Everyday when I get to work, I see this little bird on the fence doing crazy acrobatics trying to catch insects mid-air. I never could ID it properly. It was either too fast or too far. So this weekend, I took my camera and drove to my work place which is about 35 kms from where I stay. It was mid afternoon and the sun was at its zenith. The drive was fairly uneventful with no birds in sight and I was already beginning to curse myself for the ill timed visit. But to my surprise, as soon as I neared my office, I saw this little fellow happily chirping away, flying from one part of the fence to the other. All I had to do was be still for a few minutes and it was right in front of me, posing away to glory.
This is the male common stonechat. Its latin name (Saxicola torquata) literally translates to a collared bird that is a rock dweller.
And here is the lady. Pretty, isn’t she? The bird is called a stonechat because of its call – it sounds like stones or pebbles falling. Here is a link to a recording – listen to the first recording fully. Stonechat call

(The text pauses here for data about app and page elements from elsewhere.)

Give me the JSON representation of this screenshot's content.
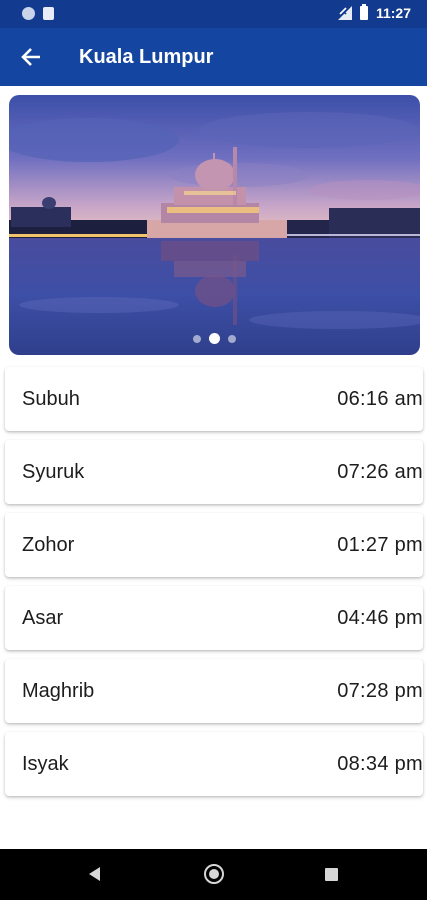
{
  "status_bar": {
    "time": "11:27",
    "icons": [
      "notification-dot-icon",
      "sd-card-icon",
      "signal-icon",
      "battery-icon"
    ]
  },
  "app_bar": {
    "back_icon": "arrow-back-icon",
    "title": "Kuala Lumpur",
    "background_color": "#1445a0"
  },
  "banner": {
    "image": "mosque-at-dusk-photo",
    "page_indicator": {
      "count": 3,
      "active_index": 1
    }
  },
  "prayer_times": [
    {
      "name": "Subuh",
      "time": "06:16 am"
    },
    {
      "name": "Syuruk",
      "time": "07:26 am"
    },
    {
      "name": "Zohor",
      "time": "01:27 pm"
    },
    {
      "name": "Asar",
      "time": "04:46 pm"
    },
    {
      "name": "Maghrib",
      "time": "07:28 pm"
    },
    {
      "name": "Isyak",
      "time": "08:34 pm"
    }
  ],
  "nav_bar": {
    "icons": [
      "nav-back-icon",
      "nav-home-icon",
      "nav-recents-icon"
    ]
  }
}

Or as I’ve been calling it, the Eurasian thick-knee. I shot this a couple of years ago in the open fields around Sultanpur (a popular bird sanctuary near Delhi).
It’s commonly found alone or in pairs and is mighty difficult to spot because of its camouflage. It’s scientific name (Burhinus oedicnemus) roughly translates to a bird with a bull shaped head (or nose) and thick knees.
Ah, the little surprises the coasts hold! I was walking along the beach when I suddenly saw about a dozen little birds scurrying away right from under my feet. They were so well camouflaged, I hardly noticed them until I was almost upon them! I had never seen this particular bird before so I could not readily identify them. I quickly moved away to fetch my camera and crawled back on all fours back to where I had seen them settle down.
And there they were, crouching in the cool sand as if sheltering from the harsh wind and sun. I wonder if thats what they were doing. I managed to get closer (flat on my belly) and and get a few shots. The sun was harsh and directly above me, so some of the shots are, well, not ideal.
The bird is called a Lesser sand plover. It’s scientific name has an interesting story associated to it. Called the Charadrius mongolus, the name literally means a bird found near the water (creeks, rivers, beaches) from Mongolia. But interestingly, the ancient Greeks believed that sighting this bird during night times would cure jaundice.
One of the best “thrills” of bird watching is when you take a first timer along and show them the ropes. And a bee eater always draws the best reaction. It always amuses me to see their reaction when you tell them that these birds solely survive on insects that they catch on the wing or that in some parts of the country, they are more abundant that the common crow.
This little fellow let me get really up close. I was barely five feet away when i took this picture. It tells us how used to humans these birds are. Not entirely sure if thats a good thing though.
I still find it incredibly difficult to ID moths. So, no names for now. I love this picture though. But I just figured it’s not really the right angle if you want to ID them…
Probably one of the most difficult birds to shoot while in flight, the wire tailed swallow is certainly one of the most stunning birds out there and I was lucky to find a whole flock of them!
A wholly remarkable fact about this bird is that it catches all of its food in flight and does not pick up insects that are resting on the ground – very much like the little green bee eater. This also means that the swallow is very swift in flight and manovuers in tight circles making it almost impossible to get a flight shot!
It’s always thrilling to take a walk on a wild trail. One never knows what’s around the corner. I was walking back after an exciting birding session when I saw this guy checking me out! I think he was as nervous as I was and had popped his head out of the burrow to see if I was any threat. Not wanting to make him any more nervous than he already was, I quickly took a few pictures and moved on.
And yes, he is an Indian rat snake.